## Records provided
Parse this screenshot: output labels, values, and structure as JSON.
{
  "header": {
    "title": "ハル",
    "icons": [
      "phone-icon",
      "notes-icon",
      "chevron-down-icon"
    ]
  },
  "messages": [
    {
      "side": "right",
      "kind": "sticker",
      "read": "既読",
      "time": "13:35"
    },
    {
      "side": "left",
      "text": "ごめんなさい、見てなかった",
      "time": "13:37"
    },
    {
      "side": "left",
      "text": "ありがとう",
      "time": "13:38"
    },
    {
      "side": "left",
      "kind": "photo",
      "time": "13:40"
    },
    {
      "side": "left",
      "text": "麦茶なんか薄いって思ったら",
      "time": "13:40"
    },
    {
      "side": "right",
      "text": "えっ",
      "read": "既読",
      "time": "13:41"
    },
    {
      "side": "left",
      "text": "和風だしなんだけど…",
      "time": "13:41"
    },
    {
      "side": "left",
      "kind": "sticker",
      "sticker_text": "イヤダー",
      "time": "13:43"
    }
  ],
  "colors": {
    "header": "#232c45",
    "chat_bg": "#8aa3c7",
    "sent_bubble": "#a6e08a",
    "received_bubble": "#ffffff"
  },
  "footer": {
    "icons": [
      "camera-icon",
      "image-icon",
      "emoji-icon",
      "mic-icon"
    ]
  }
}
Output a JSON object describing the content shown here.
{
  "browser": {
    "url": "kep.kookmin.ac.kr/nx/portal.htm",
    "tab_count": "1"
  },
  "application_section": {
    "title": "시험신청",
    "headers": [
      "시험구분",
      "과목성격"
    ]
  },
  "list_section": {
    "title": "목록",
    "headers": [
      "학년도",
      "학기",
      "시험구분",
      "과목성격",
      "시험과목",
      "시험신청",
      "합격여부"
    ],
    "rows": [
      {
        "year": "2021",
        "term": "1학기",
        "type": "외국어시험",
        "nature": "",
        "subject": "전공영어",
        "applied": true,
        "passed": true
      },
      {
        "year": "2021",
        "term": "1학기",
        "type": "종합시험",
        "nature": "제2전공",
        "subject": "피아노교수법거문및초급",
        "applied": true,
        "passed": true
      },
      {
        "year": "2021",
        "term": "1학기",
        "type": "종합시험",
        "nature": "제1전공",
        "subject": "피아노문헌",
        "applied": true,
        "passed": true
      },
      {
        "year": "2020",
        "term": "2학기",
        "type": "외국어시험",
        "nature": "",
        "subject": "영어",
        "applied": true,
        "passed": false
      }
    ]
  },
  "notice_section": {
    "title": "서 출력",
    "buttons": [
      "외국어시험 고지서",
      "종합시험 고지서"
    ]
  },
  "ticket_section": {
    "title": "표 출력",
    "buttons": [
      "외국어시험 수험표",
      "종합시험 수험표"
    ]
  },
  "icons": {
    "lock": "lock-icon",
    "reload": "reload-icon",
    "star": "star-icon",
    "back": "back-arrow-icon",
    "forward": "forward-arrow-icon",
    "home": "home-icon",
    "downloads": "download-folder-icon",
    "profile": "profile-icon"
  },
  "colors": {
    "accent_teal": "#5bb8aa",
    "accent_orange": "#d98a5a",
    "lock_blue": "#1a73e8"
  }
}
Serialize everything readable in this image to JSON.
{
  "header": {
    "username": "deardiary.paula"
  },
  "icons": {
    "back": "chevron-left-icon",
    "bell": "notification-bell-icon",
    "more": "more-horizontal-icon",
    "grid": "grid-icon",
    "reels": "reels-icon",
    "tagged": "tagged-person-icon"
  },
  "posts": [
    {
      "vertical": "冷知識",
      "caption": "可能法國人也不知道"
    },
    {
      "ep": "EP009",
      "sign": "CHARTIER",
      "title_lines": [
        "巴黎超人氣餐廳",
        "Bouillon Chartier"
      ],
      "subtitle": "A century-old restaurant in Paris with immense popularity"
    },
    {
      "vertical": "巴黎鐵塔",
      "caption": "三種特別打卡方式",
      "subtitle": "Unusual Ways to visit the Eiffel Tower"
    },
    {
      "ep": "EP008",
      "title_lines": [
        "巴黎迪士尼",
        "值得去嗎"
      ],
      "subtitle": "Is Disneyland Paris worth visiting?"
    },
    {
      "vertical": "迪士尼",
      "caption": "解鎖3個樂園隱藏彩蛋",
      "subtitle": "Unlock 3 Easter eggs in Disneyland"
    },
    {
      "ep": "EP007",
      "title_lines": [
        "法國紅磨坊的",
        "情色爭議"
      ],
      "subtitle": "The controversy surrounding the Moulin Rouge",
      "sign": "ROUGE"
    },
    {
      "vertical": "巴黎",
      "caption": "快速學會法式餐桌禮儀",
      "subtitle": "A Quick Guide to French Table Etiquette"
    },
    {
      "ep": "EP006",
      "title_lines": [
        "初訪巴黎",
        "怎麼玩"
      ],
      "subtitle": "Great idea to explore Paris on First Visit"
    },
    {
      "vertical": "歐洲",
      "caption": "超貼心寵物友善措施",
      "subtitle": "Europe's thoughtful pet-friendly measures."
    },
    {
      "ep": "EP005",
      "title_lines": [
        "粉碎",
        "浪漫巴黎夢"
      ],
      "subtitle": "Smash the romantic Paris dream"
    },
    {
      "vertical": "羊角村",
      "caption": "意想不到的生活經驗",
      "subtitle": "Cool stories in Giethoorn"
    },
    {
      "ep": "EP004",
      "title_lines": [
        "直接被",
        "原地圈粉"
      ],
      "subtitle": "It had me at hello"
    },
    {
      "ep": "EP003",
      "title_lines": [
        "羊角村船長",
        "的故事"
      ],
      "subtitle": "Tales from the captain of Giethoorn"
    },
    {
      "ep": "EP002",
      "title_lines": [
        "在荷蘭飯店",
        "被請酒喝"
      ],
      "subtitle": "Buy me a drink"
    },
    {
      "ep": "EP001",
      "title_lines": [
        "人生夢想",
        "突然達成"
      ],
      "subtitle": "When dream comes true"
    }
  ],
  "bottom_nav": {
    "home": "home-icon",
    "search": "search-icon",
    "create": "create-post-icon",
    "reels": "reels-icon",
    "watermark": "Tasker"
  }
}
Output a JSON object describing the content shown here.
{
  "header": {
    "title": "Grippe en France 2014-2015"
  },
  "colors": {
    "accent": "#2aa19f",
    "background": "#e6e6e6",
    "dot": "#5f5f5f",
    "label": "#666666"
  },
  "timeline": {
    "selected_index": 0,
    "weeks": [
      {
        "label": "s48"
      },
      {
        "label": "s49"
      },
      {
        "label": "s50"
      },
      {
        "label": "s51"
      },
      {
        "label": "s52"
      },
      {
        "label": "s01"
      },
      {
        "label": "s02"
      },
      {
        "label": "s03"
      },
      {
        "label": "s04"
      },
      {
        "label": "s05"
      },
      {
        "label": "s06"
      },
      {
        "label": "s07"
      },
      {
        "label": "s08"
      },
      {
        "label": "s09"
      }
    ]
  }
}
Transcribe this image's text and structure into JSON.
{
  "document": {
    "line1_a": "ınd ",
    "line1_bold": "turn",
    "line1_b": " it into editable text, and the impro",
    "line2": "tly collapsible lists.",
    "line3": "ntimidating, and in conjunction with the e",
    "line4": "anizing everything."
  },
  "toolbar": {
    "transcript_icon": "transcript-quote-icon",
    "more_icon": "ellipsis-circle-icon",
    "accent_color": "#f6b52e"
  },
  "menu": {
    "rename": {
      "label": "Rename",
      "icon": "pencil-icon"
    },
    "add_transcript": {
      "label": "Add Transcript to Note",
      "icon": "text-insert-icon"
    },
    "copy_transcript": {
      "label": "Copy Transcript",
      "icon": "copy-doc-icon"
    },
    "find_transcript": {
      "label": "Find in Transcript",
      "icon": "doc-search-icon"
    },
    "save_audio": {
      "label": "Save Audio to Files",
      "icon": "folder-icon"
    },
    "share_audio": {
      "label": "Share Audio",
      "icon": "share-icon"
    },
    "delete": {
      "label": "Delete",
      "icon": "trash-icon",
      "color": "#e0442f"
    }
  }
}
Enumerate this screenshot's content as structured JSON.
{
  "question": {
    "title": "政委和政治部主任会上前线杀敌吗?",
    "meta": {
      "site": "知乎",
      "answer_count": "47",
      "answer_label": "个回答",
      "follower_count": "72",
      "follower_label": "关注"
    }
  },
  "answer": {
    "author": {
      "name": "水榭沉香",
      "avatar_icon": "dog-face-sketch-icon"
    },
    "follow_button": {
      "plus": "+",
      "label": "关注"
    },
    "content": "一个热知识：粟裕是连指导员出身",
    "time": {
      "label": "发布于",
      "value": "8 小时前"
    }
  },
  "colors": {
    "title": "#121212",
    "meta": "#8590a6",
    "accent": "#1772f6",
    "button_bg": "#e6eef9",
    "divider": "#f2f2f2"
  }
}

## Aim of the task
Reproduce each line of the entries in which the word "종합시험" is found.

## Output
        "type": "종합시험",
        "type": "종합시험",
      "종합시험 고지서"
      "종합시험 수험표"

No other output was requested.